Orange County, Long Beach, California discussed on KNX Evening News with Diane Thompson
Our main focus this evening is a western and northern Orange County. There is a flash flood warning from a seal beach on down to Iran, Tustin and Costa Mesa for some very heavy downpours and that lasts until eleven thirty this evening. Also on the other side of the county line at Long Beach. They've been getting a report of some flooding there in the Belmont shore on the peninsula area. And this just continues to pour over that area. But it looks like every word north of there from the six zero five corridor on north and west really kind of dodging the rain for tonight staying dry in many areas. But then as we head on into tomorrow short off, the rain continuing for all of southern California that atmosphere river moisture being tapped in and we're going to have of that rain lasting wall into Thursday as well right now doubting Fifty-three Pasadena, sixty Sherman oaks fifty four at ten oh seven way, they get our team coverage with meteorologist Martino at the Weather Channel, the tell us what we can expect still looking at the potential for some. Localized downpours. Flood watch does continue for the region through eleven M this evening. We are looking for the potential of some light to moderate rain showers. Any one of these could cause a few problems, especially in the Wolsey fire burn area. The holy fire. Burn area. Those are the spots. We are the most concerned about as tomato. Rain continues to southern California tonight also watch for overnight dangers ponding of water on roadways. Standing water that could present a problem as well. More rain, maybe one to two more inches of rain on the way Wednesday night into Thursday. Heavy rain caused some street flooding tonight in Long Beach, as we just told you with a few more days of rain still ahead. People affected by the creek fire and Caygill canyon. Lopez canyon and little tahonga need to be prepared to evacuate with the fire. Charred hillsides already soaked the potential for them to give way only intensifies especially due to the unpredictability of the storms because they contain thunderstorms that can have very high intensity rainfall associated with them.
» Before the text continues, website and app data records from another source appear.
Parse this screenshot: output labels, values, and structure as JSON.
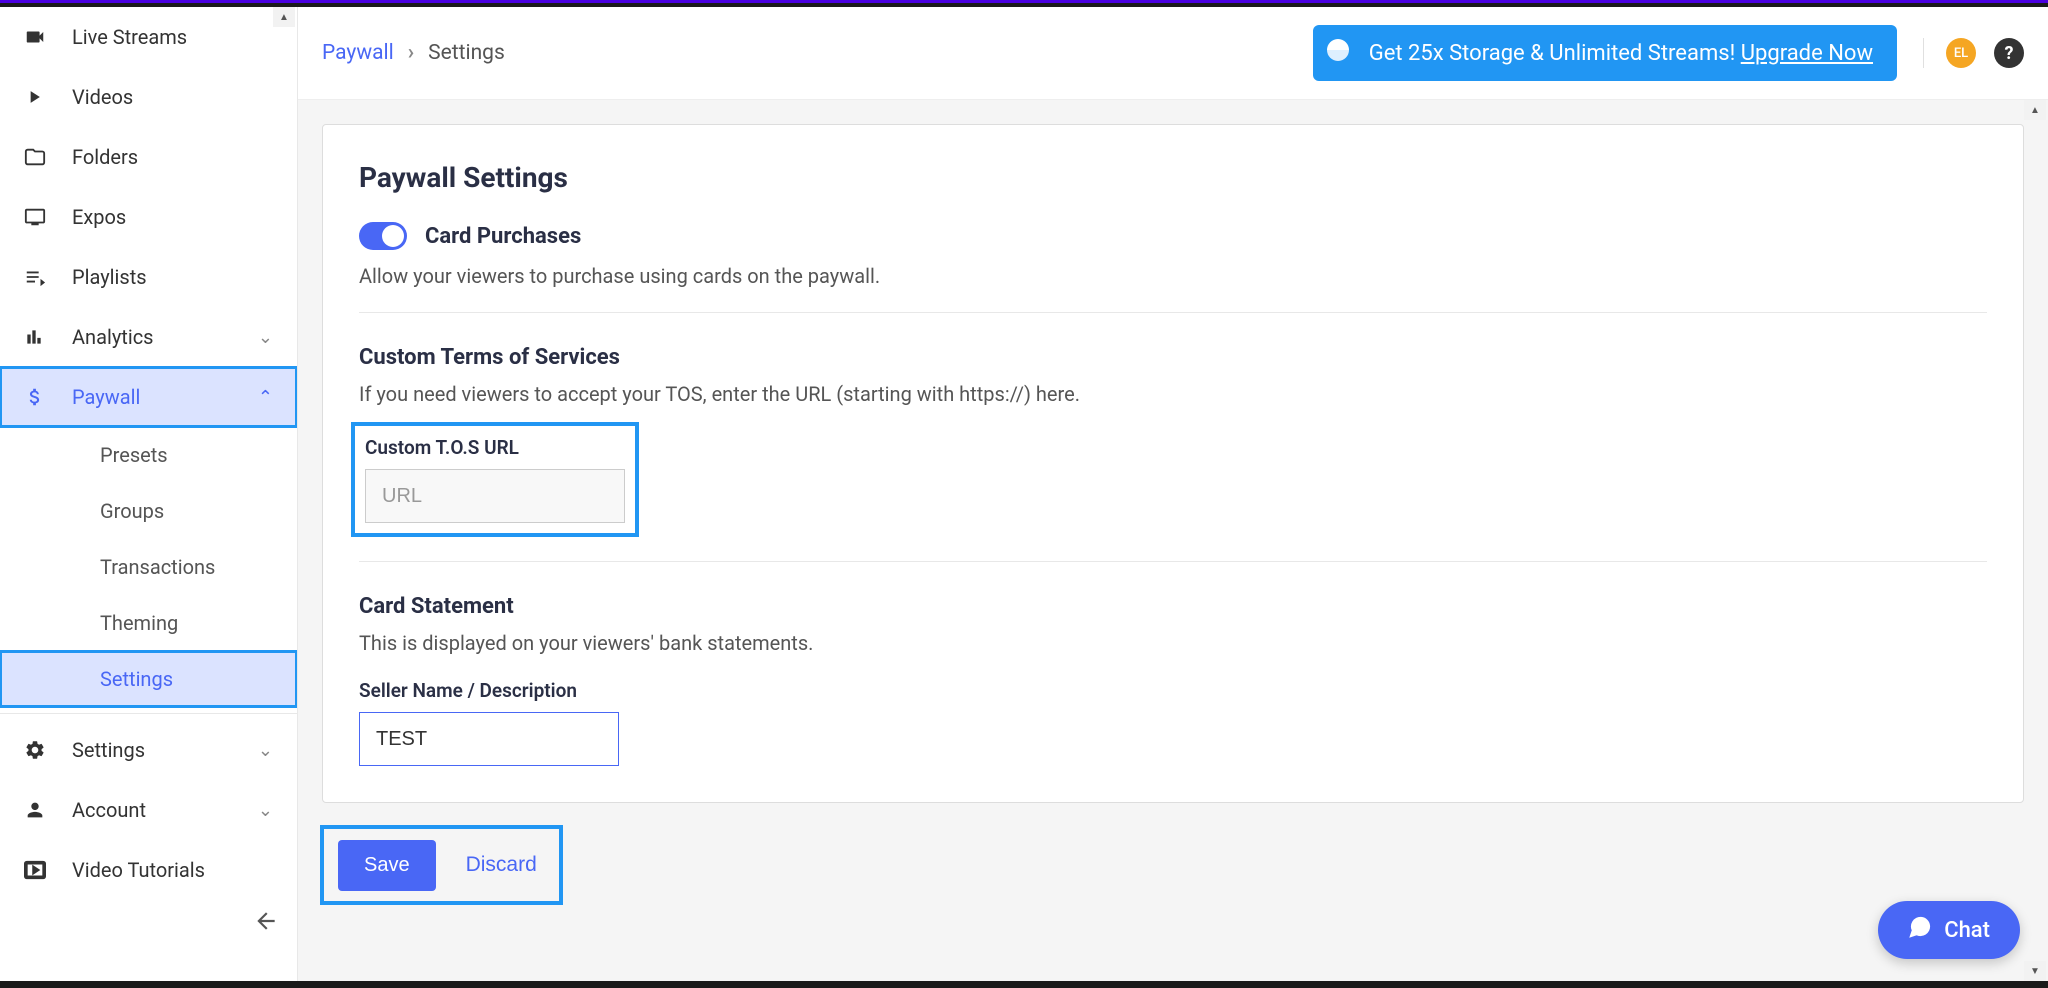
{
  "sidebar": {
    "main_items": [
      {
        "id": "livestreams",
        "label": "Live Streams"
      },
      {
        "id": "videos",
        "label": "Videos"
      },
      {
        "id": "folders",
        "label": "Folders"
      },
      {
        "id": "expos",
        "label": "Expos"
      },
      {
        "id": "playlists",
        "label": "Playlists"
      },
      {
        "id": "analytics",
        "label": "Analytics",
        "expandable": true
      },
      {
        "id": "paywall",
        "label": "Paywall",
        "expandable": true,
        "active": true
      }
    ],
    "paywall_sub": [
      {
        "id": "presets",
        "label": "Presets"
      },
      {
        "id": "groups",
        "label": "Groups"
      },
      {
        "id": "transactions",
        "label": "Transactions"
      },
      {
        "id": "theming",
        "label": "Theming"
      },
      {
        "id": "settings",
        "label": "Settings",
        "active": true
      }
    ],
    "bottom_items": [
      {
        "id": "settings",
        "label": "Settings",
        "expandable": true
      },
      {
        "id": "account",
        "label": "Account",
        "expandable": true
      },
      {
        "id": "tutorials",
        "label": "Video Tutorials"
      }
    ]
  },
  "breadcrumb": {
    "parent": "Paywall",
    "current": "Settings"
  },
  "promo": {
    "text": "Get 25x Storage & Unlimited Streams! ",
    "cta": "Upgrade Now"
  },
  "user": {
    "initials": "EL"
  },
  "page": {
    "title": "Paywall Settings",
    "card_purchases": {
      "label": "Card Purchases",
      "desc": "Allow your viewers to purchase using cards on the paywall."
    },
    "tos": {
      "title": "Custom Terms of Services",
      "desc": "If you need viewers to accept your TOS, enter the URL (starting with https://) here.",
      "field_label": "Custom T.O.S URL",
      "placeholder": "URL",
      "value": ""
    },
    "card_statement": {
      "title": "Card Statement",
      "desc": "This is displayed on your viewers' bank statements.",
      "field_label": "Seller Name / Description",
      "value": "TEST"
    },
    "actions": {
      "save": "Save",
      "discard": "Discard"
    }
  },
  "chat": {
    "label": "Chat"
  }
}
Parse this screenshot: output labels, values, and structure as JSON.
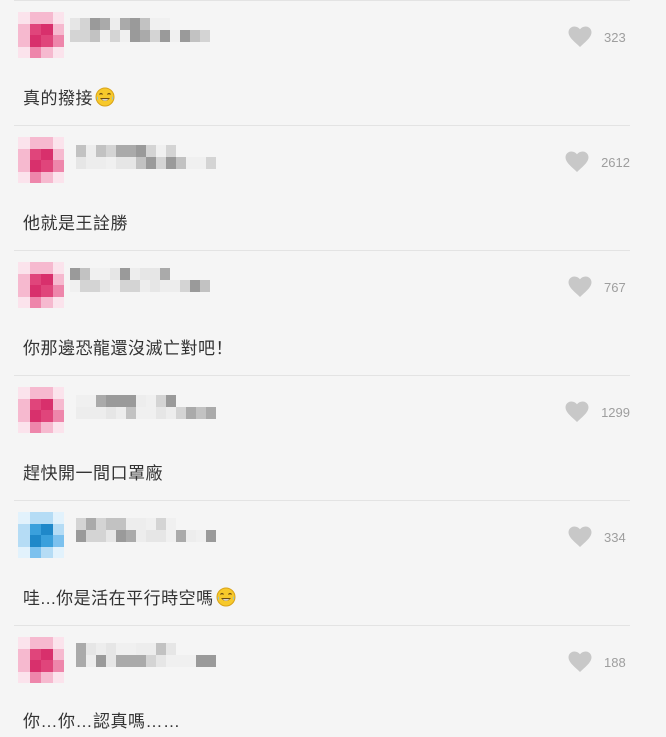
{
  "comments": [
    {
      "likes": "323",
      "text": "真的撥接",
      "emoji": "tears-of-joy-emoji",
      "avatar_color": "pink"
    },
    {
      "likes": "2612",
      "text": "他就是王詮勝",
      "emoji": null,
      "avatar_color": "pink"
    },
    {
      "likes": "767",
      "text": "你那邊恐龍還沒滅亡對吧！",
      "emoji": null,
      "avatar_color": "pink"
    },
    {
      "likes": "1299",
      "text": "趕快開一間口罩廠",
      "emoji": null,
      "avatar_color": "pink"
    },
    {
      "likes": "334",
      "text": "哇...你是活在平行時空嗎",
      "emoji": "tears-of-joy-emoji",
      "avatar_color": "blue"
    },
    {
      "likes": "188",
      "text": "你…你…認真嗎……",
      "emoji": null,
      "avatar_color": "pink"
    }
  ],
  "colors": {
    "background": "#f5f5f5",
    "divider": "#e3e3e3",
    "heart": "#c8c8c8",
    "count": "#9e9e9e",
    "text": "#333333",
    "avatar_pink": "#e0457b",
    "avatar_blue": "#3aa0dc"
  }
}
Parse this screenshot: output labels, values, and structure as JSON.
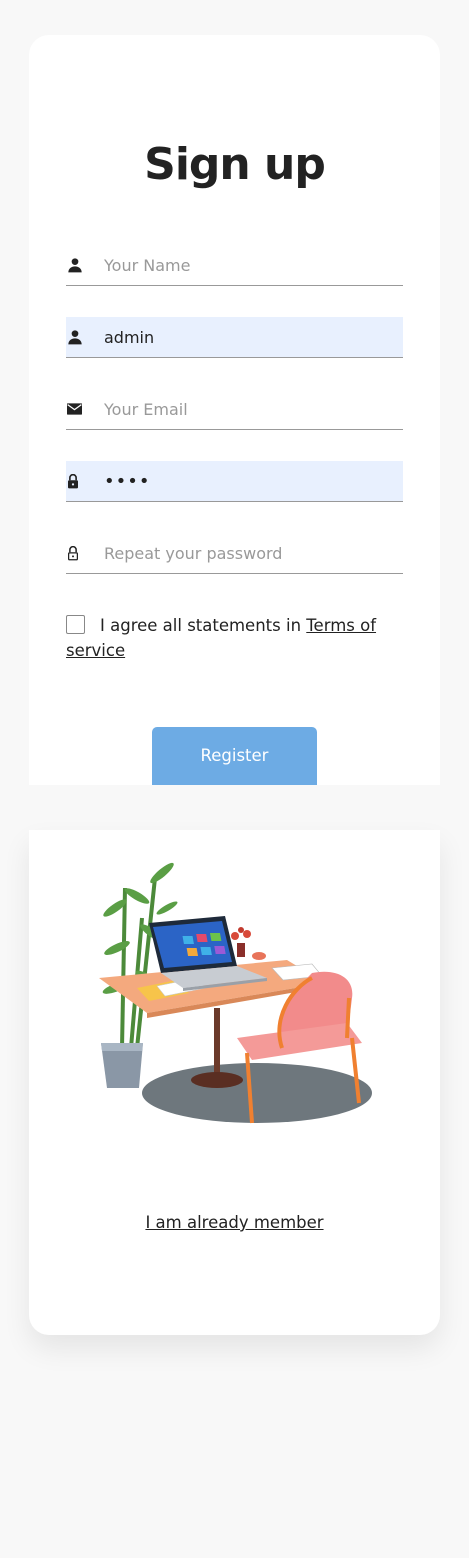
{
  "form": {
    "title": "Sign up",
    "fields": [
      {
        "icon": "person-icon",
        "placeholder": "Your Name",
        "value": ""
      },
      {
        "icon": "person-icon",
        "placeholder": "",
        "value": "admin"
      },
      {
        "icon": "email-icon",
        "placeholder": "Your Email",
        "value": ""
      },
      {
        "icon": "lock-icon",
        "placeholder": "",
        "value": "••••"
      },
      {
        "icon": "lock-outline-icon",
        "placeholder": "Repeat your password",
        "value": ""
      }
    ],
    "agree_text": "I agree all statements in ",
    "terms_link": "Terms of service",
    "checked": false,
    "register_label": "Register"
  },
  "login": {
    "member_link": "I am already member"
  },
  "colors": {
    "button": "#6dabe4",
    "autofill": "#e8f0fe",
    "background": "#f8f8f8"
  }
}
It's the perfect storm if you will to create mud and debris flow. Mark portray director of LA county public works says. Right now, the county's debris basins have plenty of capacity, but the back to back storms means they will begin to fill up.